BEGIN Exercise inputs

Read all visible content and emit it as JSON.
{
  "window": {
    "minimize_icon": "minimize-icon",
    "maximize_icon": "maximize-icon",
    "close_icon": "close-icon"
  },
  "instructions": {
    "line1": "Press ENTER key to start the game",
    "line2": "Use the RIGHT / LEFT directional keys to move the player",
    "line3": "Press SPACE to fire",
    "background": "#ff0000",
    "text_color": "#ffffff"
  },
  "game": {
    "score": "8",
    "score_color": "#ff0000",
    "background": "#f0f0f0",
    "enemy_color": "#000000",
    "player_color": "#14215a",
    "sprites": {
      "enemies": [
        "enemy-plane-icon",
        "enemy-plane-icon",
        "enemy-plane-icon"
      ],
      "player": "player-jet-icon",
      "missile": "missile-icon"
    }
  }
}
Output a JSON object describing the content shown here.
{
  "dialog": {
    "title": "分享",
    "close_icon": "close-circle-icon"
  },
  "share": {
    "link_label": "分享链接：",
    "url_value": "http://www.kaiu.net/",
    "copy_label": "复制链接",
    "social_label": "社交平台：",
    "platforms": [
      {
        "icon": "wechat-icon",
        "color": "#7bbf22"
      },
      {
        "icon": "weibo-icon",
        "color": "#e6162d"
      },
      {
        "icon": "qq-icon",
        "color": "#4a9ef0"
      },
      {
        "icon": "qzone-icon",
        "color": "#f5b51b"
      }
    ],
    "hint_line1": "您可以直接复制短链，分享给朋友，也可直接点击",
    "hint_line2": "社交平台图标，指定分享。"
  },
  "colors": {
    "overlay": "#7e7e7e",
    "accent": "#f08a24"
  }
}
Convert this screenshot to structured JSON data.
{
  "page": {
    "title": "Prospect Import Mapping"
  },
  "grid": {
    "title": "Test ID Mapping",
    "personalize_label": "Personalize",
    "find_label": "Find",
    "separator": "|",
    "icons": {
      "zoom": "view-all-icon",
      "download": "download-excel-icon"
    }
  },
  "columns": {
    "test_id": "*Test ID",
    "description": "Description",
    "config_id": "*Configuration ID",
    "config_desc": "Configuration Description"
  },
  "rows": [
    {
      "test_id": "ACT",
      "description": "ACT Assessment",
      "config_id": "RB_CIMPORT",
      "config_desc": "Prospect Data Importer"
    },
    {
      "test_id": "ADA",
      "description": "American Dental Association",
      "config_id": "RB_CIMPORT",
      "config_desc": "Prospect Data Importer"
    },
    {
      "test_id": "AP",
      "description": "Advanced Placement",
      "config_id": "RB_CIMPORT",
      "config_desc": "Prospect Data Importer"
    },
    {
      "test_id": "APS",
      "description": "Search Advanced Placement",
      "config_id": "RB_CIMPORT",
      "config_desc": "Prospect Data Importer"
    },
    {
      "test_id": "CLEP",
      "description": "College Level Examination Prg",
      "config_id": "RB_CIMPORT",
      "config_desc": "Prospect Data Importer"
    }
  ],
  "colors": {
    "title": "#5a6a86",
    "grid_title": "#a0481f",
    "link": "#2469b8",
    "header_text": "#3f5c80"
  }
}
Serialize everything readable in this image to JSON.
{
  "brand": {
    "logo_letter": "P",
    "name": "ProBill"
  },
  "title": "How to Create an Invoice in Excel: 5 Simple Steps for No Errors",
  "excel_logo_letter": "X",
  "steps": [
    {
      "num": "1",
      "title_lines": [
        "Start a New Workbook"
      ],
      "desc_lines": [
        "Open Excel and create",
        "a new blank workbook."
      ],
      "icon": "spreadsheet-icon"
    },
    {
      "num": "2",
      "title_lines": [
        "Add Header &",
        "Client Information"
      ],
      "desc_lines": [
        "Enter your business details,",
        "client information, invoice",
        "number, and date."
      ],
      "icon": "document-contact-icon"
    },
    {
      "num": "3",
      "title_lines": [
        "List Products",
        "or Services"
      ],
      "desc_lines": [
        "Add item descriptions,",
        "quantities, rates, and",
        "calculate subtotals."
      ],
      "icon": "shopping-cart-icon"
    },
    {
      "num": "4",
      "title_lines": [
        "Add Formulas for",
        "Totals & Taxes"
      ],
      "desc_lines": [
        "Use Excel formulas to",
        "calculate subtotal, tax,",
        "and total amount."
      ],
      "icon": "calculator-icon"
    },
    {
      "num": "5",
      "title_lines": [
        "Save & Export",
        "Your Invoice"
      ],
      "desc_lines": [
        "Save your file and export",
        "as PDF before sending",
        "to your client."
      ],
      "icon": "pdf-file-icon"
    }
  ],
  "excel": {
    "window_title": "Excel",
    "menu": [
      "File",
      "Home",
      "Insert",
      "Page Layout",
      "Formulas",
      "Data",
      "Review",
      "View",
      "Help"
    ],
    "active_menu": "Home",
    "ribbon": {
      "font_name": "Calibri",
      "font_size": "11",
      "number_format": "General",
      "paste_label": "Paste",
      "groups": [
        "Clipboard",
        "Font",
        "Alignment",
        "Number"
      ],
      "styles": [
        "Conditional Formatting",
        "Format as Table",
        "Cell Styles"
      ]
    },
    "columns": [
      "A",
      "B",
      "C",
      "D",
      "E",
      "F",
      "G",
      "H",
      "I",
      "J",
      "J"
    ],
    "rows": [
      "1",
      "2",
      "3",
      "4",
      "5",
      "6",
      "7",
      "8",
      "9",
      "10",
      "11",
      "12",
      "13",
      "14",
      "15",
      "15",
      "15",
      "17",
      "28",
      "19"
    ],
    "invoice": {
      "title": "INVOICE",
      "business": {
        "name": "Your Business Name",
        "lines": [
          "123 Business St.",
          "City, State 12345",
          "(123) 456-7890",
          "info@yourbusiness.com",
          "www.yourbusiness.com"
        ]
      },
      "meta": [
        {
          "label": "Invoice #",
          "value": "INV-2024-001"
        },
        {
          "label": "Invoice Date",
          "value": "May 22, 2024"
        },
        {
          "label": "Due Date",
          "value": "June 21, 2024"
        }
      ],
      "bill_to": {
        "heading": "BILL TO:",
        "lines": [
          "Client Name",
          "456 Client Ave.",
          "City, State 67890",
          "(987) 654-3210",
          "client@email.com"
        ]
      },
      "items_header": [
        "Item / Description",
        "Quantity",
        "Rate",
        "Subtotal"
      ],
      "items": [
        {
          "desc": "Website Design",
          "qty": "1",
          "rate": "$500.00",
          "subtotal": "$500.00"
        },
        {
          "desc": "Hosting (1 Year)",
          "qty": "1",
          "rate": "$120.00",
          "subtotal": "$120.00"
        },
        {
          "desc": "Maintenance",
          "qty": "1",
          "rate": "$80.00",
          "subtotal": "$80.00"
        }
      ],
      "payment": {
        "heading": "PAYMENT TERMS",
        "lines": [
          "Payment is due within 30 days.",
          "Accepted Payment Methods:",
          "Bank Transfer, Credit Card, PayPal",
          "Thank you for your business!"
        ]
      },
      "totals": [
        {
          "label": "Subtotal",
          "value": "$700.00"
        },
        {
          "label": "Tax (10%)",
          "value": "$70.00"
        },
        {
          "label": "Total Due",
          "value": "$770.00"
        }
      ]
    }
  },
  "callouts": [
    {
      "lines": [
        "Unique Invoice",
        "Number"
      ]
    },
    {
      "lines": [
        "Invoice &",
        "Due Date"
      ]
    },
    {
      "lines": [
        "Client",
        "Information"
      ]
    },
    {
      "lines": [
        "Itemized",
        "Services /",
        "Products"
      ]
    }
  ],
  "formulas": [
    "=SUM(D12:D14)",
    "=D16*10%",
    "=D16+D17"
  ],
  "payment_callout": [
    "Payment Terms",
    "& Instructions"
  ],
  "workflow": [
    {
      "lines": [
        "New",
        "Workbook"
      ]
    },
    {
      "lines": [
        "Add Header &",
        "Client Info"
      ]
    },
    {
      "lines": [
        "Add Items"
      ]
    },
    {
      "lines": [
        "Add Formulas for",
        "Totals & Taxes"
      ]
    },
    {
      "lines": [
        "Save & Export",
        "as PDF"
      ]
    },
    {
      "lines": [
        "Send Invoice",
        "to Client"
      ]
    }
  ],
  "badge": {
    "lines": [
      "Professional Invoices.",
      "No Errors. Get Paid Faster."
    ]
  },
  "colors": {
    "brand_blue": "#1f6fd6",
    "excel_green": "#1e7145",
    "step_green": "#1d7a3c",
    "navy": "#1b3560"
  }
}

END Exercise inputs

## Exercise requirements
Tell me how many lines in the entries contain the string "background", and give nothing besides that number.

## Task response
2